PART I: Reinstalling a positive mindset
PART II: Finding the right team of people
PART III: Having the will, determination and putting in the effort to become better
The championship consolidated for me what I think I was struggling with all year: it confirmed for me that I could — I could start with absolutely nothing but still end up with something — if I worked hard enough and had the right team supporting me. I could drop out, give up, or I could talk to somebody and strategize ways to make things better.
Moving to Edinburgh was one of my hardest transitions. I was a wreck, but I didn’t want to continue being a wreck. I wanted to succeed, so I asked myself, “Carmela, what can you change? What are you going to do about this?”
In everything you do, in whatever situation you are in, don’t just stop at the negatives; ask yourself, “How can I create a solution? What am I going to do about it?” There are a plethora of problems in this world —more problems than we can count or acknowledge — but if we only focus on the problems and stop there, we will inevitably never arrive at any solutions because we haven’t looked for any.
I challenge you today, tomorrow, and the rest of your days, to look for the positives. I challenge you to seek ways to make things better. When you are faced with adversity, take a moment and ask yourself, “How will I make this better and what will I do today that will create the future that I want tomorrow?”
If you can’t find the positives or if the solutions don’t exist, why not try to create them?
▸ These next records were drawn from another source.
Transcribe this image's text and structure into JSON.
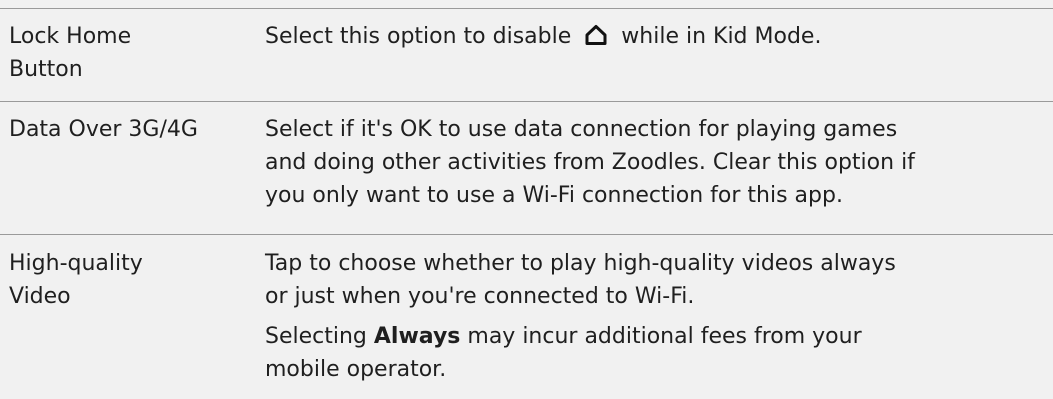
{
  "rows": [
    {
      "label": [
        "Lock Home",
        "Button"
      ],
      "desc_before_icon": "Select this option to disable",
      "desc_icon": "home-icon",
      "desc_after_icon": "while in Kid Mode."
    },
    {
      "label": [
        "Data Over 3G/4G"
      ],
      "desc_lines": [
        "Select if it's OK to use data connection for playing games",
        "and doing other activities from Zoodles. Clear this option if",
        "you only want to use a Wi-Fi connection for this app."
      ]
    },
    {
      "label": [
        "High-quality",
        "Video"
      ],
      "desc_lines": [
        "Tap to choose whether to play high-quality videos always",
        "or just when you're connected to Wi-Fi."
      ],
      "note_prefix": "Selecting",
      "note_bold": "Always",
      "note_line1_rest": "may incur additional fees from your",
      "note_line2": "mobile operator."
    }
  ]
}
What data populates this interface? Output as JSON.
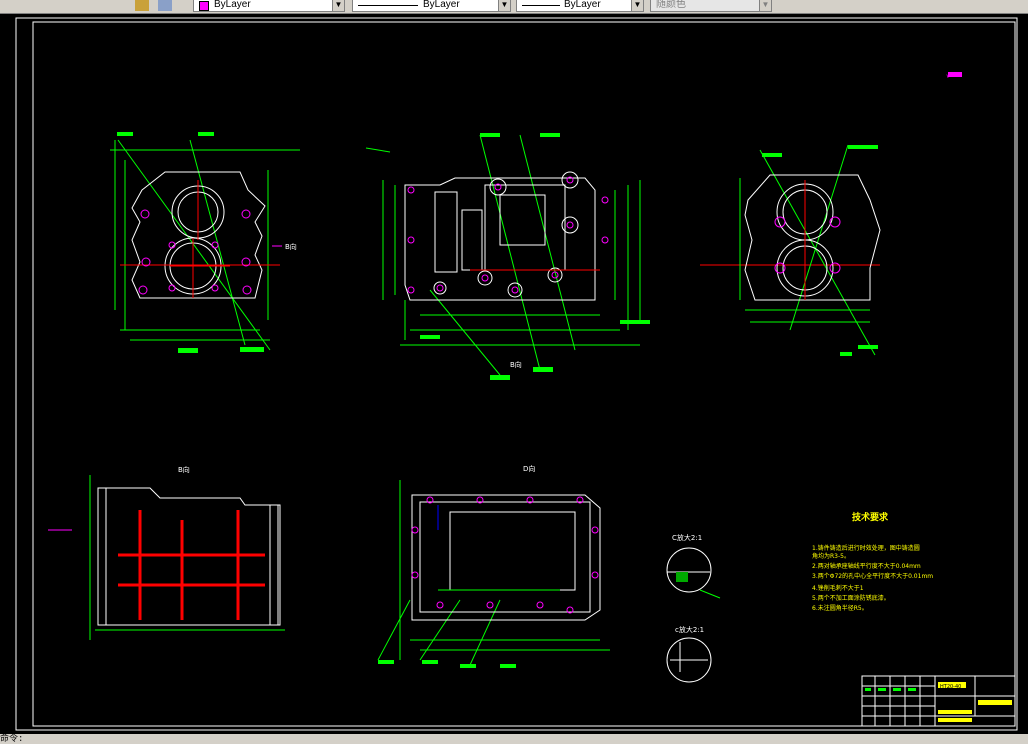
{
  "toolbar": {
    "color_value": "ByLayer",
    "linetype_value": "ByLayer",
    "lineweight_value": "ByLayer",
    "plotstyle_value": "随颜色"
  },
  "drawing": {
    "section_labels": [
      "B向",
      "B向",
      "B向",
      "D向"
    ],
    "detail_c": "C放大2:1",
    "detail_d": "c放大2:1",
    "tech_title": "技术要求",
    "tech_notes": [
      "1.铸件铸造后进行时效处理，图中铸造圆",
      "角均为R3-5。",
      "2.两对轴承座轴线平行度不大于0.04mm",
      "3.两个Φ72的孔中心全平行度不大于0.01mm",
      "4.锉削毛刺不大于1",
      "5.两个不加工面涂防锈底漆。",
      "6.未注圆角半径R5。"
    ],
    "title_block_name": "HT20-40"
  },
  "status": {
    "command_line": "命令:"
  },
  "colors": {
    "line": "#ffffff",
    "dim": "#00ff00",
    "accent": "#ff00ff",
    "text": "#ffff00",
    "center": "#ff0000",
    "hidden": "#0000ff"
  }
}
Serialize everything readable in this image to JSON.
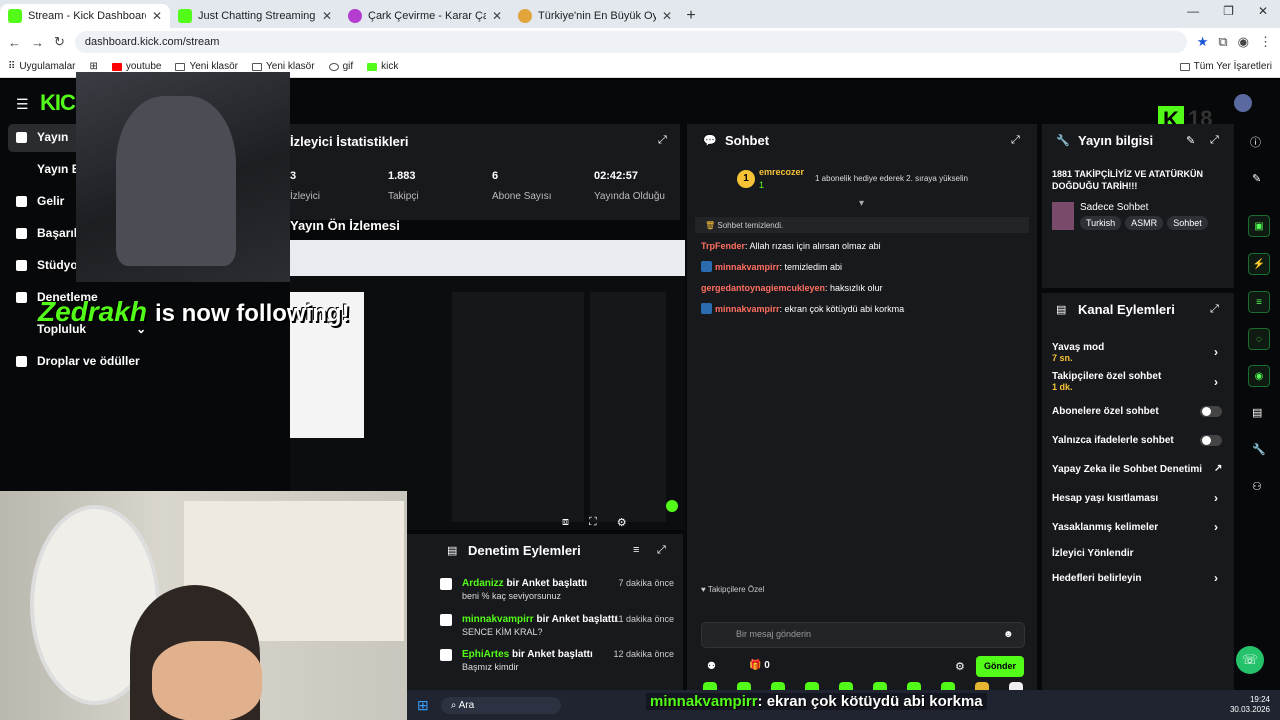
{
  "browser": {
    "tabs": [
      {
        "title": "Stream - Kick Dashboard",
        "active": true,
        "color": "#53fc18"
      },
      {
        "title": "Just Chatting Streaming - Live",
        "active": false,
        "color": "#53fc18"
      },
      {
        "title": "Çark Çevirme - Karar Çarkı",
        "active": false,
        "color": "#b43ccf"
      },
      {
        "title": "Türkiye'nin En Büyük Oyuncu D",
        "active": false,
        "color": "#e1a53a"
      }
    ],
    "url": "dashboard.kick.com/stream",
    "bookmarks": [
      "Uygulamalar",
      "youtube",
      "Yeni klasör",
      "Yeni klasör",
      "gif",
      "kick"
    ],
    "all_bookmarks": "Tüm Yer İşaretleri"
  },
  "app": {
    "logo": "KICK",
    "corner_badge": "18",
    "sidebar": [
      {
        "label": "Yayın",
        "icon": "broadcast-icon"
      },
      {
        "label": "Yayın Bağ",
        "icon": "link-icon"
      },
      {
        "label": "Gelir",
        "icon": "chart-icon"
      },
      {
        "label": "Başarıla",
        "icon": "trophy-icon"
      },
      {
        "label": "Stüdyo",
        "icon": "studio-icon"
      },
      {
        "label": "Denetleme",
        "icon": "wrench-icon"
      },
      {
        "label": "Topluluk",
        "icon": "community-icon"
      },
      {
        "label": "Droplar ve ödüller",
        "icon": "drops-icon"
      }
    ],
    "stats_panel": {
      "title": "İzleyici İstatistikleri",
      "stats": [
        {
          "value": "3",
          "label": "İzleyici"
        },
        {
          "value": "1.883",
          "label": "Takipçi"
        },
        {
          "value": "6",
          "label": "Abone Sayısı"
        },
        {
          "value": "02:42:57",
          "label": "Yayında Olduğu"
        }
      ]
    },
    "preview_title": "Yayın Ön İzlemesi",
    "chat": {
      "title": "Sohbet",
      "pinned_user": "emrecozer",
      "pinned_count": "1",
      "pinned_msg": "1 abonelik hediye ederek 2. sıraya yükselin",
      "cleared": "Sohbet temizlendi.",
      "messages": [
        {
          "user": "TrpFender",
          "color": "#ff6f61",
          "badge": false,
          "text": ": Allah rızası için alırsan olmaz abi"
        },
        {
          "user": "minnakvampirr",
          "color": "#ff6f61",
          "badge": true,
          "text": ": temizledim abi"
        },
        {
          "user": "gergedantoynagiemcukleyen",
          "color": "#ff6f61",
          "badge": false,
          "text": ": haksızlık olur"
        },
        {
          "user": "minnakvampirr",
          "color": "#ff6f61",
          "badge": true,
          "text": ": ekran çok kötüydü abi korkma"
        }
      ],
      "followers_only": "Takipçilere Özel",
      "input_placeholder": "Bir mesaj gönderin",
      "points": "0",
      "send": "Gönder"
    },
    "stream_info": {
      "title": "Yayın bilgisi",
      "stream_title": "1881 TAKİPÇİLİYİZ VE ATATÜRKÜN DOĞDUĞU TARİH!!!",
      "category": "Sadece Sohbet",
      "tags": [
        "Turkish",
        "ASMR",
        "Sohbet"
      ]
    },
    "channel_actions": {
      "title": "Kanal Eylemleri",
      "items": [
        {
          "label": "Yavaş mod",
          "sub": "7 sn.",
          "control": "chevron"
        },
        {
          "label": "Takipçilere özel sohbet",
          "sub": "1 dk.",
          "control": "chevron"
        },
        {
          "label": "Abonelere özel sohbet",
          "sub": "",
          "control": "toggle"
        },
        {
          "label": "Yalnızca ifadelerle sohbet",
          "sub": "",
          "control": "toggle"
        },
        {
          "label": "Yapay Zeka ile Sohbet Denetimi",
          "sub": "",
          "control": "external"
        },
        {
          "label": "Hesap yaşı kısıtlaması",
          "sub": "",
          "control": "chevron"
        },
        {
          "label": "Yasaklanmış kelimeler",
          "sub": "",
          "control": "chevron"
        },
        {
          "label": "İzleyici Yönlendir",
          "sub": "",
          "control": "none"
        },
        {
          "label": "Hedefleri belirleyin",
          "sub": "",
          "control": "chevron"
        }
      ]
    },
    "mod_actions": {
      "title": "Denetim Eylemleri",
      "items": [
        {
          "user": "Ardanizz",
          "action": " bir Anket başlattı",
          "detail": "beni % kaç seviyorsunuz",
          "time": "7 dakika önce"
        },
        {
          "user": "minnakvampirr",
          "action": " bir Anket başlattı",
          "detail": "SENCE KİM KRAL?",
          "time": "11 dakika önce"
        },
        {
          "user": "EphiArtes",
          "action": " bir Anket başlattı",
          "detail": "Başmız kimdir",
          "time": "12 dakika önce"
        }
      ]
    }
  },
  "overlay": {
    "follower": "Zedrakh",
    "follow_text": "is now following!",
    "tts_user": "minnakvampirr",
    "tts_text": ": ekran çok kötüydü abi korkma"
  },
  "taskbar": {
    "search": "Ara",
    "time": "19:24",
    "date": "30.03.2026"
  },
  "colors": {
    "accent": "#53fc18",
    "panel": "#18191c",
    "bg": "#070809"
  }
}
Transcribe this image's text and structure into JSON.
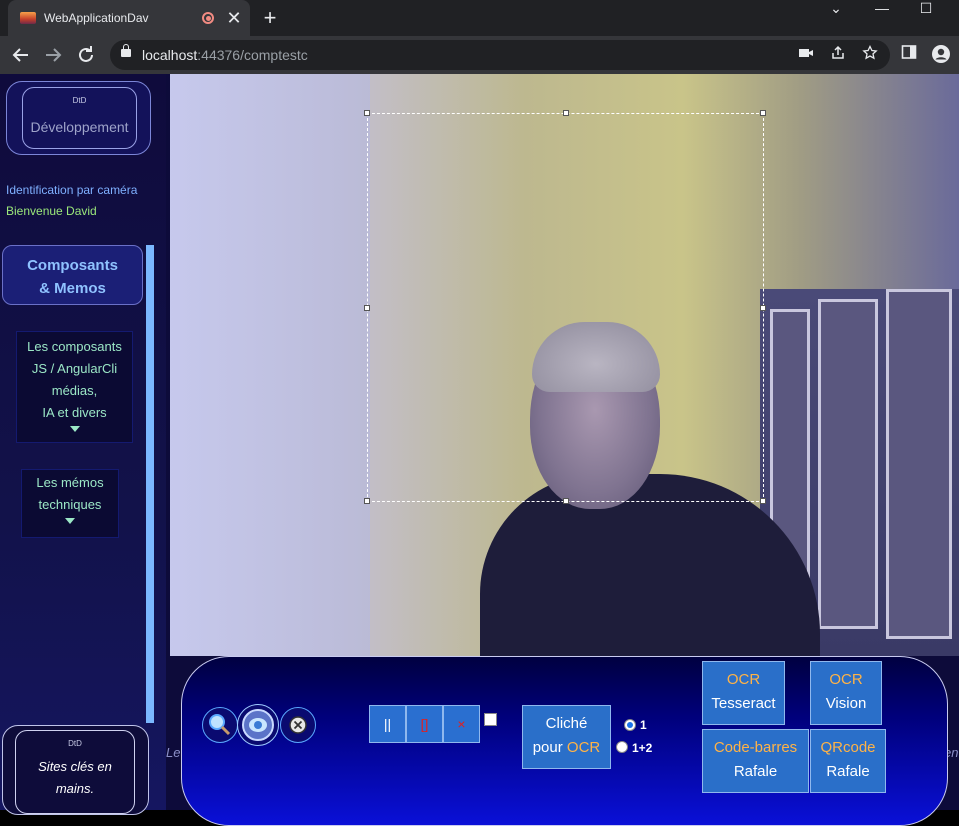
{
  "browser": {
    "tab_title": "WebApplicationDav",
    "new_tab": "+",
    "tab_close": "✕",
    "url_host": "localhost",
    "url_rest": ":44376/comptestc",
    "win_minimize": "—",
    "win_maximize": "☐",
    "win_dropdown": "⌄"
  },
  "sidebar": {
    "logo_mark": "DtD",
    "logo_text": "Développement",
    "identification": "Identification par caméra",
    "welcome": "Bienvenue David",
    "menu_head_line1": "Composants",
    "menu_head_line2": "& Memos",
    "components_lines": [
      "Les composants",
      "JS / AngularCli",
      "médias,",
      "IA et divers"
    ],
    "memos_lines": [
      "Les mémos",
      "techniques"
    ],
    "sites_mark": "DtD",
    "sites_line1": "Sites clés en",
    "sites_line2": "mains.",
    "partial_left": "Le",
    "partial_right": "en"
  },
  "panel": {
    "pause_label": "||",
    "stop_label": "[]",
    "close_label": "×",
    "snapshot_line1": "Cliché",
    "snapshot_line2_pre": "pour",
    "snapshot_line2_accent": "OCR",
    "radio_1": "1",
    "radio_12": "1+2",
    "ocr_tesseract_line1": "OCR",
    "ocr_tesseract_line2": "Tesseract",
    "ocr_vision_line1": "OCR",
    "ocr_vision_line2": "Vision",
    "barcode_line1": "Code-barres",
    "barcode_line2": "Rafale",
    "qrcode_line1": "QRcode",
    "qrcode_line2": "Rafale"
  }
}
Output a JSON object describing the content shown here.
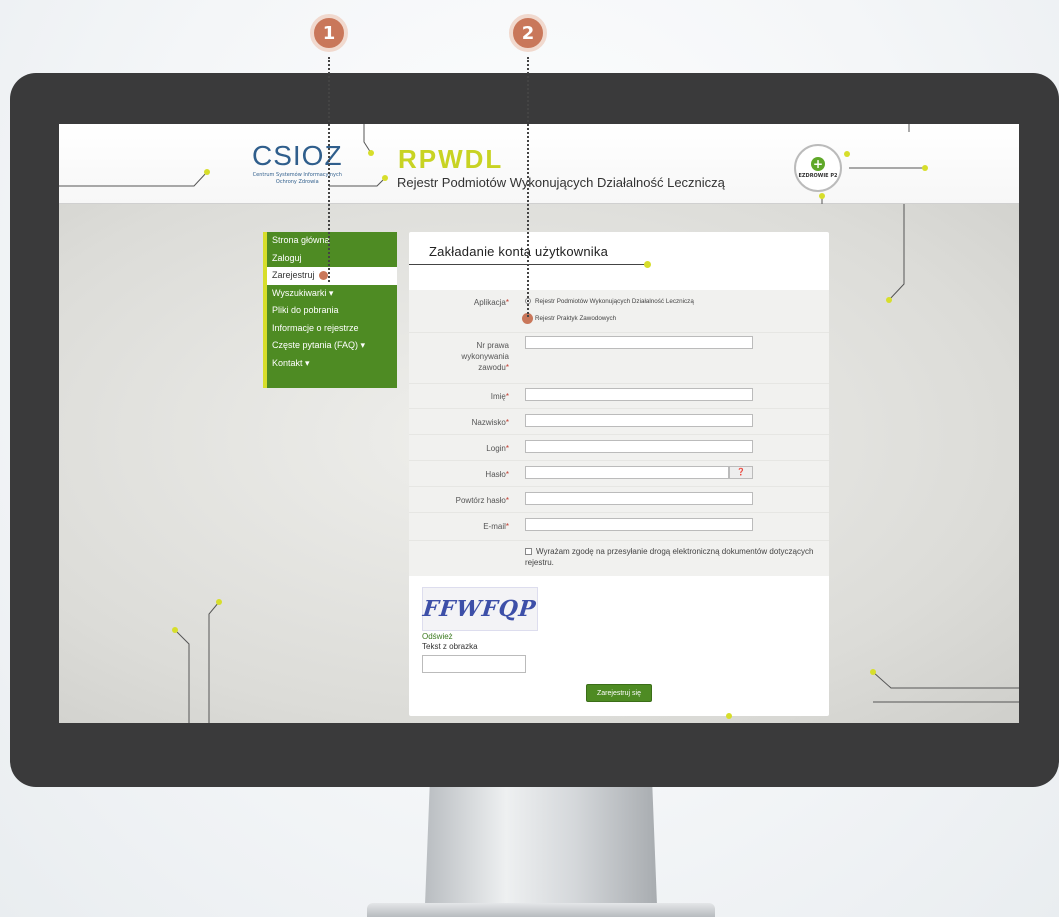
{
  "markers": [
    "1",
    "2"
  ],
  "header": {
    "csioz_logo": "CSIOZ",
    "csioz_sub_1": "Centrum Systemów Informacyjnych",
    "csioz_sub_2": "Ochrony Zdrowia",
    "title": "RPWDL",
    "subtitle": "Rejestr Podmiotów Wykonujących Działalność Leczniczą",
    "ezdrowie_text": "EZDROWIE P2"
  },
  "sidebar": {
    "items": [
      {
        "label": "Strona główna"
      },
      {
        "label": "Zaloguj"
      },
      {
        "label": "Zarejestruj"
      },
      {
        "label": "Wyszukiwarki ▾"
      },
      {
        "label": "Pliki do pobrania"
      },
      {
        "label": "Informacje o rejestrze"
      },
      {
        "label": "Częste pytania (FAQ) ▾"
      },
      {
        "label": "Kontakt ▾"
      }
    ]
  },
  "form": {
    "title": "Zakładanie konta użytkownika",
    "application_label": "Aplikacja",
    "radio_options": [
      "Rejestr Podmiotów Wykonujących Działalność Leczniczą",
      "Rejestr Praktyk Zawodowych"
    ],
    "license_label": "Nr prawa wykonywania zawodu",
    "first_name_label": "Imię",
    "last_name_label": "Nazwisko",
    "login_label": "Login",
    "password_label": "Hasło",
    "password_help": "❓",
    "repeat_password_label": "Powtórz hasło",
    "email_label": "E-mail",
    "required_mark": "*",
    "consent_text": "Wyrażam zgodę na przesyłanie drogą elektroniczną dokumentów dotyczących rejestru.",
    "captcha_text": "FFWFQP",
    "refresh_label": "Odśwież",
    "captcha_label": "Tekst z obrazka",
    "submit_label": "Zarejestruj się"
  },
  "colors": {
    "accent_green": "#4e8b23",
    "accent_yellow": "#d7de2b",
    "marker": "#c9775a",
    "bezel": "#3a3a3b"
  }
}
We all have every power to change something, but know that change begins with you.
Where in your life do you want to make a change?
All it takes is one step. It doesn’t have to be big. For me, that step was sending my first email to the counselling department to set up my first appointment.
What’s your step? Will you make it today? Will you choose the positive? Will you make a change?
I know life is never always sunshine and lollipops, but the sun rises again with each and every morning. Each and every day is a new opportunity to make things better. Make those days count. Start again. Find your sun, and never, never lose sight of it.
I’m sending you love. I’m sending you power. I’m sending you discipline.
– – –
To my beloved Kickboxing Team,
Thank you for doing more for me than you even know. Thank you for lifting me, for pushing me to my boundaries and for encouraging me to write new ones. Thank you for being the best thing to have happened to me since moving to Edinburgh. You are the best team of people that I could have ever joined, and I thank God that I chose you. That championship was for you. To me, you were home. Thank you for accepting me — fears, failures, and victories. Je vous aime.